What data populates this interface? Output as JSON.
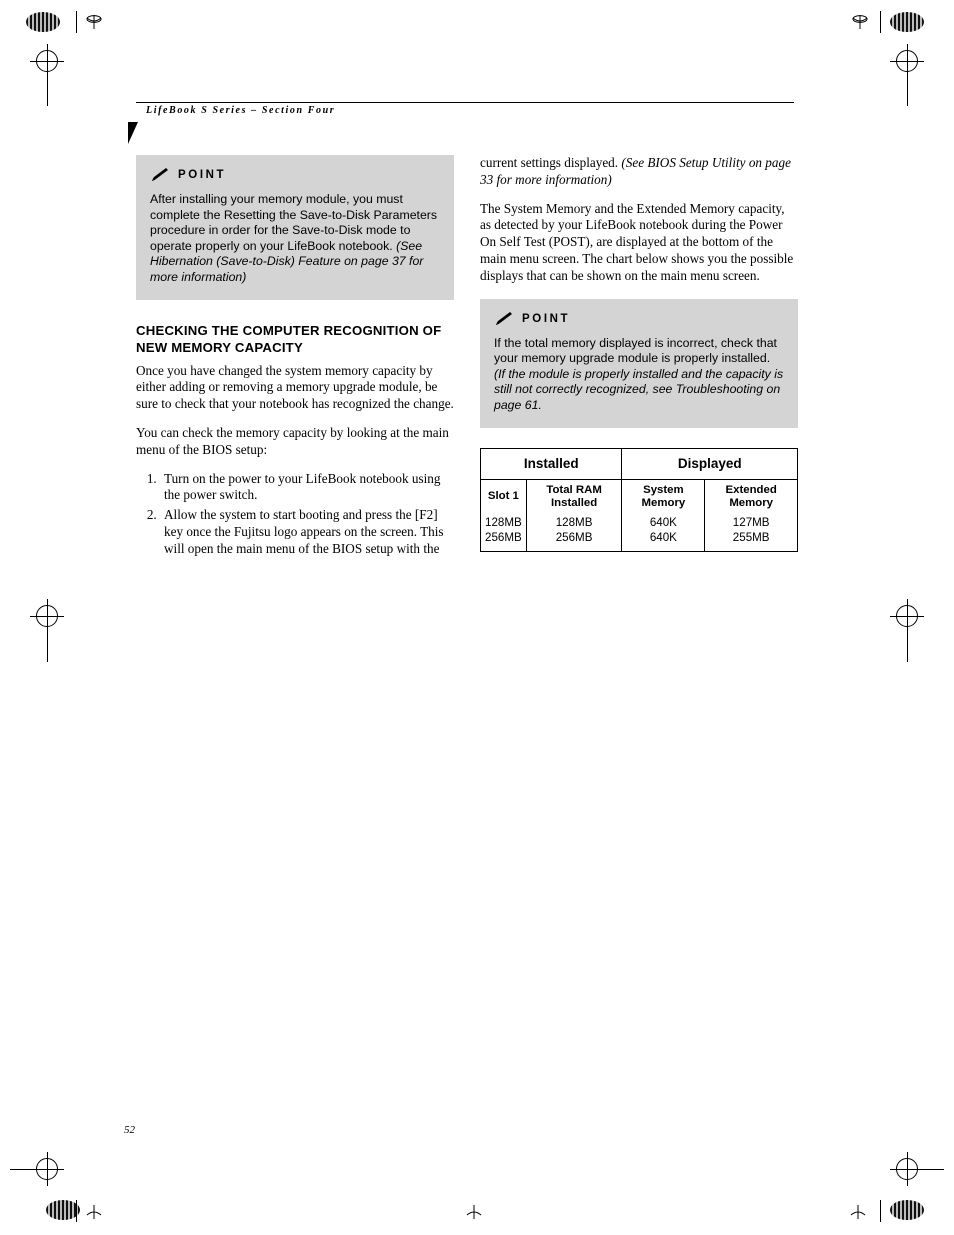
{
  "header": {
    "running_head": "LifeBook S Series – Section Four"
  },
  "page_number": "52",
  "left_column": {
    "point_box": {
      "label": "POINT",
      "icon": "pencil-icon",
      "text_plain": "After installing your memory module, you must complete the Resetting the Save-to-Disk Parameters procedure in order for the Save-to-Disk mode to operate properly on your LifeBook notebook. ",
      "text_italic": "(See Hibernation (Save-to-Disk) Feature on page 37 for more information)"
    },
    "heading": "CHECKING THE COMPUTER RECOGNITION OF NEW MEMORY CAPACITY",
    "paragraph_1": "Once you have changed the system memory capacity by either adding or removing a memory upgrade module, be sure to check that your notebook has recognized the change.",
    "paragraph_2": "You can check the memory capacity by looking at the main menu of the BIOS setup:",
    "steps": [
      "Turn on the power to your LifeBook notebook using the power switch.",
      "Allow the system to start booting and press the [F2] key once the Fujitsu logo appears on the screen. This will open the main menu of the BIOS setup with the"
    ]
  },
  "right_column": {
    "continued_text_plain": "current settings displayed. ",
    "continued_text_italic": "(See BIOS Setup Utility on page 33 for more information)",
    "paragraph_1": "The System Memory and the Extended Memory capacity, as detected by your LifeBook notebook during the Power On Self Test (POST), are displayed at the bottom of the main menu screen. The chart below shows you the possible displays that can be shown on the main menu screen.",
    "point_box": {
      "label": "POINT",
      "icon": "pencil-icon",
      "text_plain": "If the total memory displayed is incorrect, check that your memory upgrade module is properly installed. ",
      "text_italic": "(If the module is properly installed and the capacity is still not correctly recognized, see Troubleshooting on page 61."
    },
    "table": {
      "group_headers": [
        "Installed",
        "Displayed"
      ],
      "column_headers": [
        "Slot 1",
        "Total RAM Installed",
        "System Memory",
        "Extended Memory"
      ],
      "rows": [
        [
          "128MB",
          "128MB",
          "640K",
          "127MB"
        ],
        [
          "256MB",
          "256MB",
          "640K",
          "255MB"
        ]
      ]
    }
  }
}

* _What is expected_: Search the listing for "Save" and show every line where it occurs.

* _Exercise solution_:
      "text_plain": "After installing your memory module, you must complete the Resetting the Save-to-Disk Parameters procedure in order for the Save-to-Disk mode to operate properly on your LifeBook notebook. ",
      "text_italic": "(See Hibernation (Save-to-Disk) Feature on page 37 for more information)"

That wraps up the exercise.